Budget 2017: First-time buyers' grant to be available for limited time only
Published 06/10/2016 | 02:30
The first-time buyers' grant worth up to €20,000 will only remain in place for a limited time period, the Irish Independent can reveal.
Finance Minister Michael Noonan will set a deadline for applications, which could be as short as two years, in his Budget Day speech next week.
It is understood that Mr Noonan wants the tax rebate to help "kickstart" the construction industry but not to become a standard measure.
"The idea is to stimulate the market so once it hits a certain level then you stop the incentive," said a source.
The minister is expected to put a definitive timeframe for the duration of the 'Help to Buy' scheme into his Budget speech next Tuesday.
"Any tax incentive is a cost to the State.
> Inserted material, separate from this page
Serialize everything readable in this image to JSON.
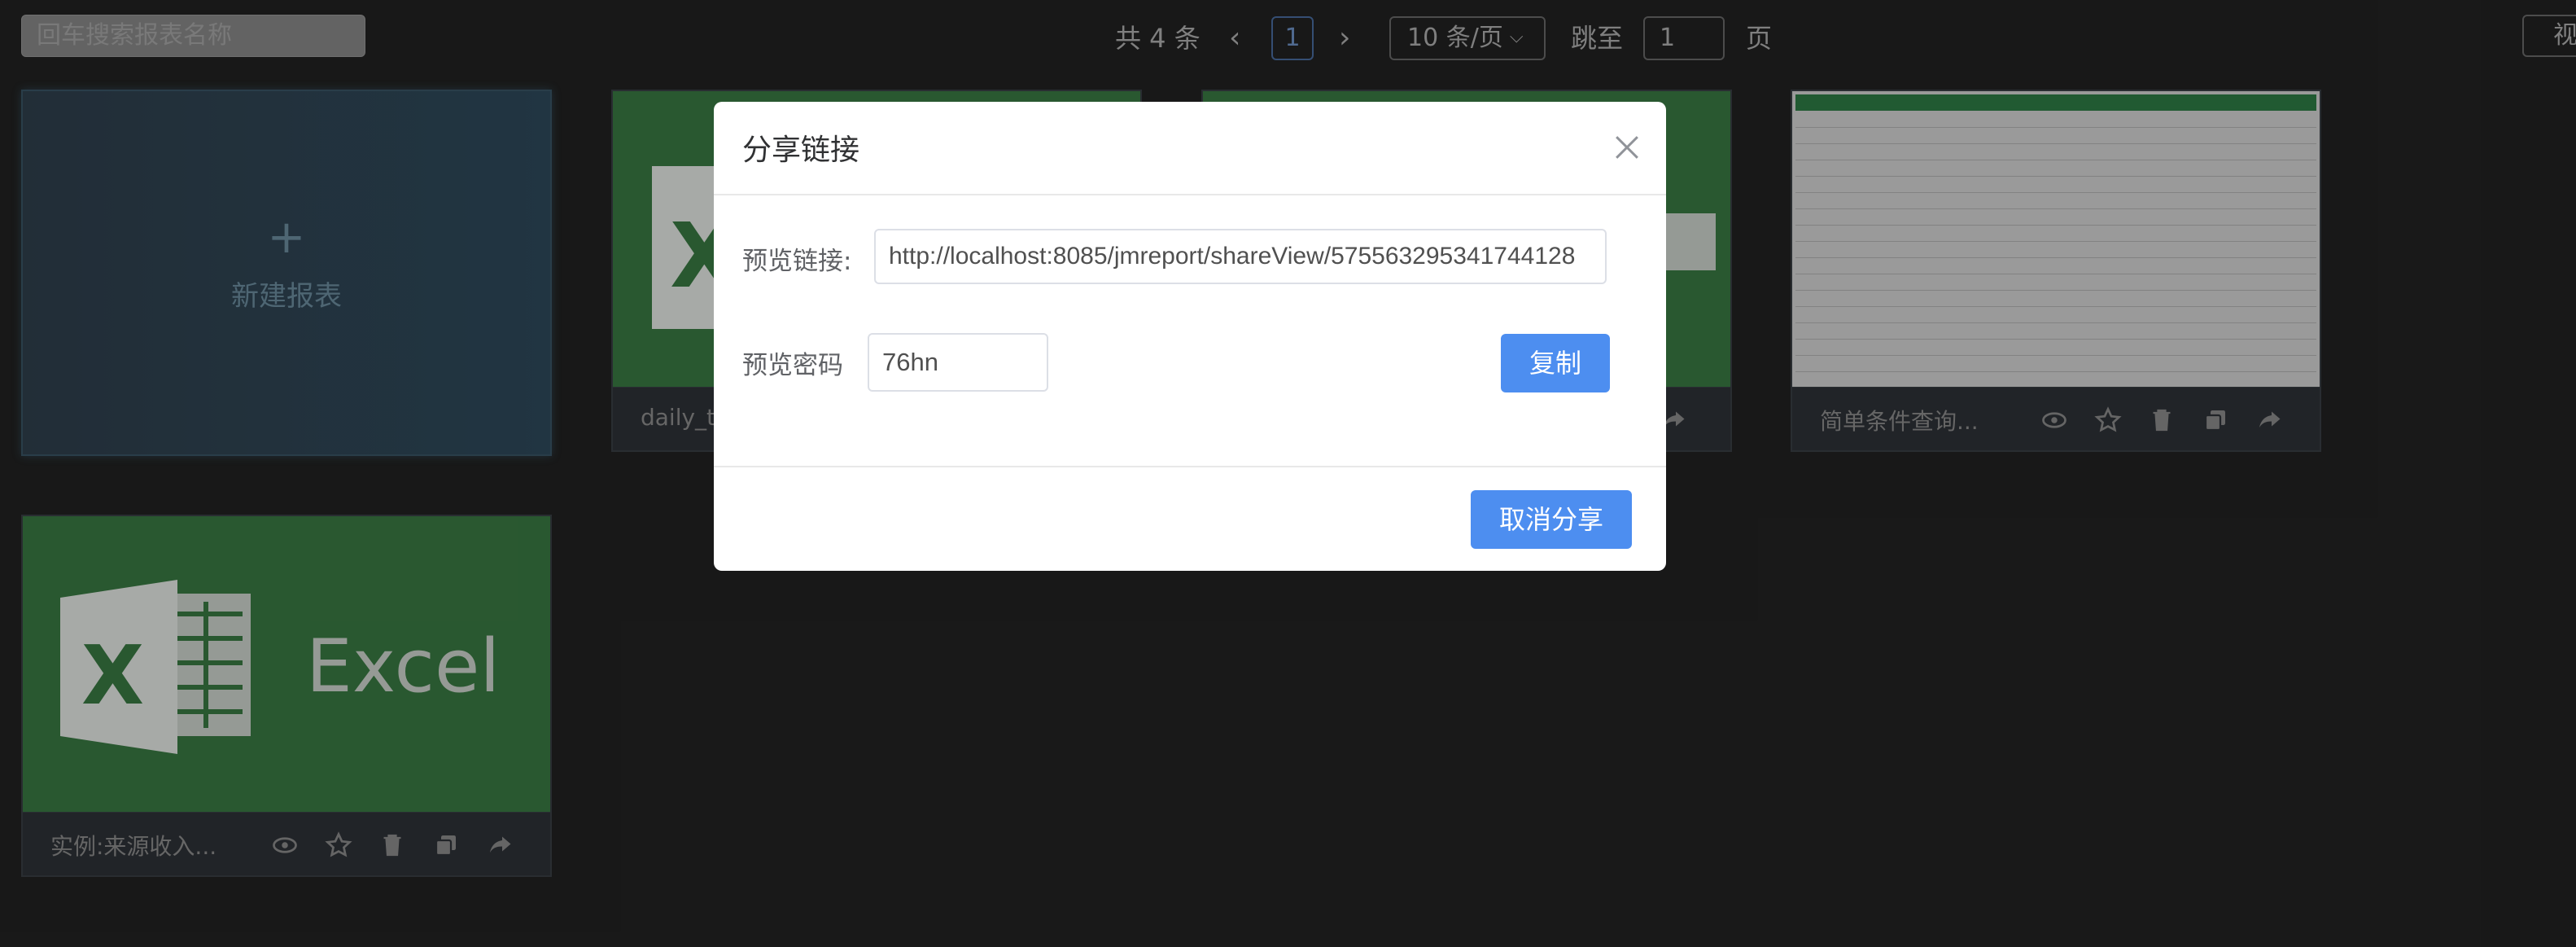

It's the same as spending cash these days, so it's prudent to put an end date on it," the source said.
The Government's housing plan, 'Rebuilding Ireland', is based on package of measures until 2021 but it is expected that the first-time buyers' grant will have a much shorter lifespan, possibly just two years.
Final details of how the grant will work, including the thresholds for qualification, are still being finalised.
First-time buyers will be able to claim 5pc of the value of a new build back through an income tax rebate.
Mr Noonan and Housing Minister Simon Coveney have had extensive discussions about the application of the scheme, with much debate over the upper limit for applications.
One source told the Irish Independent that there is a strong argument for homebuyers spending up to €400,000 to benefit. This would mean the maximum grant would be €20,000.
The money is likely to be paid into a holding account while a house-hunter works through the process of buying.
"You'd have to have the money in the bank in order to use it as part of your mortgage application," said one person familiar with the process.
Ministers will be keen to stress that the fund is aimed at first-time buyers and not builders.
The Central Bank's loan-to- income-ratio rules will be cited as one way of preventing house prices from rising on the back of the new scheme.
The grant is set to be a big topic at the Construction Industry Federation's conference in Dublin, where Housing Minister Simon Coveney will meet with key stakeholders.
Fianna Fáil is understood to have expressed serious reservations about the tax rebate system to the Department of Finance during the Budget negotiations.
The party pressed for the introduction of a government equity loan scheme, similar to what is available in the UK.
This involves the State taking an equity stake in the house itself in return for a loan being issued. Legislation is already in place for such a scheme.
However, Fianna Fáil has accepted defeat on the issue and will allow Fine Gael's plan to pass as part of the Budget under its confidence and supply agreement.